Sometimes when I look around my neighborhood, especially on Mission Street in the morning, I can get that feeling I used to feel who I was walking around cities in far away places early in the morning. My neighborhood can be very “developing nation” in aesthetic, if you know what I mean. And I have always had a penchant for the seemingly unplanned juxtaposition of old/new, rich/poor, clean/dirty. Your basic urban experience. [Excluding SNG, of course.]

This morning I grasped more urgently at the familiar feeling: early morning, city, far away, edgy, dirty, perhaps. I was almost there, walking along Sukhumvit, looking for a coffee shop or a street stall to get some fresh fruit. But then it was gone. I was in San Francisco after all, in my own neighborhood, knowing exactly where I was going and what I would be doing this fine ombre day in my city by the bay.

Sometimes good is bad.

This frustrates me, sometimes even depresses me. Here is me chasing my dragon. In the midst of considering how the sidewalk between 23rd and 24th on Mission could be a sidewalk in so many other places, it hit me. The difference was not in the observations of what is certainly one thing or another. The difference is the mindset of being far afield. No matter where I have traveled, or how much I have planned on said travels, there is a permanent sense of the unknown as I walk down those distant streets. It is the simple notion that anything could happen and that I could literally do anything I want. Truthfully, that is a load of horse shit, but the feeling is always there. When I was traveling and I would be running out of money it was fun, like an adventure or a puzzle… What would I, or maybe we, do next. When that happens here, I just feel like a loser. I am confused as to what leads to this difference. There when scheduling or transport snafus happened, it was all part of the experience. Here, when stuff goes awry it is a total shitshow. And stressful.

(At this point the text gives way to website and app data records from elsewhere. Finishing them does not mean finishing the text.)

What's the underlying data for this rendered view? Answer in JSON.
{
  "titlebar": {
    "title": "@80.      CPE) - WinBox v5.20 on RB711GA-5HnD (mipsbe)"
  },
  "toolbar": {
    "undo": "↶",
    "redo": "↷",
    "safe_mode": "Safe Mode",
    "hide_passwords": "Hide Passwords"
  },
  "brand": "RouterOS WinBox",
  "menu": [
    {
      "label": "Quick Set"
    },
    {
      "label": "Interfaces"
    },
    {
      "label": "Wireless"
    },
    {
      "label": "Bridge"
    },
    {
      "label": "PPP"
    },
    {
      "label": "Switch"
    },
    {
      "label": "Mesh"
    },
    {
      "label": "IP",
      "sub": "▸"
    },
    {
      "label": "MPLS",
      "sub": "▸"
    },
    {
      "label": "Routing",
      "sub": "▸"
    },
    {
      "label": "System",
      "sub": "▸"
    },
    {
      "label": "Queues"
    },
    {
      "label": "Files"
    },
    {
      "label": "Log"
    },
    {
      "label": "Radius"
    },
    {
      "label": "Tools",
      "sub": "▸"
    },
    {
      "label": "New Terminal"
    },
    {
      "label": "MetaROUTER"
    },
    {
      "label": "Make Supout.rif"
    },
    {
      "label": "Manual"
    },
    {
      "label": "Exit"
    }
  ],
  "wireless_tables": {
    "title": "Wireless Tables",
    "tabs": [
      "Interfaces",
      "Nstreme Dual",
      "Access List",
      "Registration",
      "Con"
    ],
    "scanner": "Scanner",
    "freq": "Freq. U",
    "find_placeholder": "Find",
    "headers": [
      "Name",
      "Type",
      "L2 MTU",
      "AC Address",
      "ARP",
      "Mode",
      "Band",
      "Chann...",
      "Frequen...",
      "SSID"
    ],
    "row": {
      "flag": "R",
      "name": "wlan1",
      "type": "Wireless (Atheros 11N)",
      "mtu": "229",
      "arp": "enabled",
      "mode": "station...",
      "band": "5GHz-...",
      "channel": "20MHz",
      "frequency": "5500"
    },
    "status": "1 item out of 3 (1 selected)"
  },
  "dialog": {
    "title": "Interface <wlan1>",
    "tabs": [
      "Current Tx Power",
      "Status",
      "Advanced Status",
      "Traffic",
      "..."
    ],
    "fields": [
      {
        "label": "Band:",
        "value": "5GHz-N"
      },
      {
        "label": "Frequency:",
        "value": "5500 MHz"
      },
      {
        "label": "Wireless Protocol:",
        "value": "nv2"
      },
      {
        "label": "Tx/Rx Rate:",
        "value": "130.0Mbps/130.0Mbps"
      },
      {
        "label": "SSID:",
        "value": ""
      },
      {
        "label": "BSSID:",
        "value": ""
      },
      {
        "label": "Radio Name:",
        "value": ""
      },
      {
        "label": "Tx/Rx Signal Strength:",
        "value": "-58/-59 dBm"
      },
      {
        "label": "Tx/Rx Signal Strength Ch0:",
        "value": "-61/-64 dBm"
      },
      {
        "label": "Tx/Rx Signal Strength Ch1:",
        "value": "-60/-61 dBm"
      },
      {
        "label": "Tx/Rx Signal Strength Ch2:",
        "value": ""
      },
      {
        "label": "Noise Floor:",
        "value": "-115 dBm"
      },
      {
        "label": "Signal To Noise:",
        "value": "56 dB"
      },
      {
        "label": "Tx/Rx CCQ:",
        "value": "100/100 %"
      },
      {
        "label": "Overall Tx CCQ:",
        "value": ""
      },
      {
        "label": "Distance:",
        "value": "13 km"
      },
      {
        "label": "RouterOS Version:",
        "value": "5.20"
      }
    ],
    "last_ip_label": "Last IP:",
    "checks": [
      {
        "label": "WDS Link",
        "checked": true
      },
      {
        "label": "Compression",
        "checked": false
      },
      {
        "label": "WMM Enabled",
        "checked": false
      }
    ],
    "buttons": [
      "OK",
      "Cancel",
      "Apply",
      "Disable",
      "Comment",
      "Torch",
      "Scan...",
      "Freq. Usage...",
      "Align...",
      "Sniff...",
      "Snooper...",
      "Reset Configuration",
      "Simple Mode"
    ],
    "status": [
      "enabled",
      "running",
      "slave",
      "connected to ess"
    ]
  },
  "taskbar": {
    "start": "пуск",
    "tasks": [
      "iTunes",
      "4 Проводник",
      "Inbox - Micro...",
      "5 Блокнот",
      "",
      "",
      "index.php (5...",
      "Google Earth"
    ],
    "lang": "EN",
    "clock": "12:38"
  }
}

And that is it. That is the entire grass is greener thing I was trying to get at a few weeks back. It is the completely voluntary choice to believe that right now, right this very minute, I could do whatever I want to do – and that anything could happen. This reality remains constant in both scenarios, particularly the anything could happen element. It is hilarious when one takes a moment to consider it; that we eliminate the possibility that anything could happen because we think we know exactly what is going to go down only because we are in a more familiar place. Here I have to… do all these things, meet all these people, take care of all this shit. Just like what my friends would say to me from here while I was there. And there… I have all these things I can do, all these people I can see, and all these things I can manage because I am experienced. Just like I hear all my friends who are there say, when I am here.

Wow. Semantics.

Sometimes good is good. Or maybe it just is.



*written a few weeks back, if that matters.